189 research outputs found

    Parameters of track structure

    Get PDF
    Linear energy transfer (or collision stopping power) and energy straggling along the tracks of charged particles are both relevant to the effectiveness of ionizing radiation. Energy straggling is the dominant aspect whenever one is concerned with small energy depositions ( < 1 keV) and a correction to L E T is necessary in these cases. The correction term and its relation to the spectrum of energy transfers in primary collisions is derived. Other parameters of track structure are discussed, and an analysis is mentioned which can substitute the Landau- and Vavilov-theory in the analysis of the collision spectrum

    Cancer mortality in Hiroshima and Nagasaki

    Get PDF

    The new estimates of radiation risks

    Get PDF

    On the Number of Clumps Resulting from the Overlap of Randomly Placed Figures in a Plane
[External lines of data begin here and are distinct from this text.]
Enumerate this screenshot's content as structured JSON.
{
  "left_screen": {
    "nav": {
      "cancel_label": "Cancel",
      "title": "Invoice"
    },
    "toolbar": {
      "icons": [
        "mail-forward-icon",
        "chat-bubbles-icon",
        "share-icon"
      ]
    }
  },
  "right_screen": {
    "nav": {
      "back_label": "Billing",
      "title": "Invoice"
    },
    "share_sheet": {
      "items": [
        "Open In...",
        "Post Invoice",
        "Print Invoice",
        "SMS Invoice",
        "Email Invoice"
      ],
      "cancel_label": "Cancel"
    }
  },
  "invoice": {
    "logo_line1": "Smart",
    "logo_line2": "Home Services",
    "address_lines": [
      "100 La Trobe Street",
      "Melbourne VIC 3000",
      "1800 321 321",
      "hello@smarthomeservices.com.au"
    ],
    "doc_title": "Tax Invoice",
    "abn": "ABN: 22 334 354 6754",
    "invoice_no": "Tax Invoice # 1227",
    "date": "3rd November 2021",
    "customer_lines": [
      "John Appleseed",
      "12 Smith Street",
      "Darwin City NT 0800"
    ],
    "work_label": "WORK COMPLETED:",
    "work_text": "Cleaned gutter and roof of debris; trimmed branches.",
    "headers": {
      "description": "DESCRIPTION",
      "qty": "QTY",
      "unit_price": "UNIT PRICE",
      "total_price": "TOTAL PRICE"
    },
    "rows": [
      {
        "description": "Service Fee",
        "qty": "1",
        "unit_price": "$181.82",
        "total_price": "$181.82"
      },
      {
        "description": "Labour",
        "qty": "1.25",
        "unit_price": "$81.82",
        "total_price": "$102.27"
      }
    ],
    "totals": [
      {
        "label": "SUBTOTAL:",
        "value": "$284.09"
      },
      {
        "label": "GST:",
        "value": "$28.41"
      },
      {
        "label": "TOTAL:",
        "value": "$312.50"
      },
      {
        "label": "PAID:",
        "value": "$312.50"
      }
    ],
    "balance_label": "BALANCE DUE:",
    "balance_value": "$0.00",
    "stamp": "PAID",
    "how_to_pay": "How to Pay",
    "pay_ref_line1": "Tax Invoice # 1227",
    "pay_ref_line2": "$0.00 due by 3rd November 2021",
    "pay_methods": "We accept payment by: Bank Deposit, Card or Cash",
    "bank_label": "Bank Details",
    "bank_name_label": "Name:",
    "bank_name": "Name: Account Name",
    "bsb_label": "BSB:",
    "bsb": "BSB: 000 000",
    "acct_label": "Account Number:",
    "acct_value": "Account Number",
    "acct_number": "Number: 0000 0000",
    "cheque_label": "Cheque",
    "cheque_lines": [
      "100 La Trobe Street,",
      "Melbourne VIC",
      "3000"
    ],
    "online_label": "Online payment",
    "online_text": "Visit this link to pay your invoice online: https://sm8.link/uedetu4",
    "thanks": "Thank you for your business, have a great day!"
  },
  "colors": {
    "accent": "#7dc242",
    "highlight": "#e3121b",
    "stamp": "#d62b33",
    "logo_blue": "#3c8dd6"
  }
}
    Get PDF
    When two-dimensional figures, called laminae, are randomly placed on a plane domains result that can either be aggregates or individual laminae. The intersection of the union, U, of these domains with a specified field of view, F, in the plane is considered. The separate elements of the intersection are called clumps; they may be laminae, aggregates or partial laminae and aggregates. A formula is derived for the expected number of clumps minus enclosed voids. For bounded laminae homeomorphic to a closed disc with isotropic random direction the formula contains only their mean area and mean perimeter, the area and perimeter of F, and the intensity of the Poisson process

    Risk projections in time

    Get PDF
    The nominal risk coefficients for radiation induced cancer are largely based on the follow-up of the mortality from solid cancers among the atomic bomb survivors. For those who have been exposed as adults, the observations are essentially complete, and the risk estimates are, therefore, firmly based on observations. Those who have been exposed as children, have still not reached the age of high cancer incidence. Their observation is, therefore, still incomplete, and the risk estimates are correspondingly uncertain. The modelling of risk has predominantly been based on the postulate, that the relative risk (i.e. the actual cancer rate divided by the age specific normal rate) depend on dose and on age at exposure, and that it does not decline with time since exposure. The high relative risks observed at young ages lead, therefore, with this type of model, to high estimates of life time attributable risk. The ICRP recommendations contain these high risk estimates for young ages at exposure; the high sensitivity of children and juveniles has, indeed, become one of the basic tenets of radiation protection. It is here shown that these conclusions are still hypothetical, because they are merely a matter of the choice of the model. An alternative model assumes a dependence of the excess relative risk on age attained, rather than age at exposure. This model fits the data equally well, and predicts no increased risk for young ages at exposure. A decision between the two models is not possible at present, it will have to await the continued follow- up of those who survived the atomic bombs as children. The ICRP has been criticised for postulating a dose reduction factor (DDREF) in their nominal risk coefficients. If they abandoned this factor, and used the age attained model, rather than their present model, their numerical risk coefficients would remain unchanged
    • ÔÇŽ
    corecore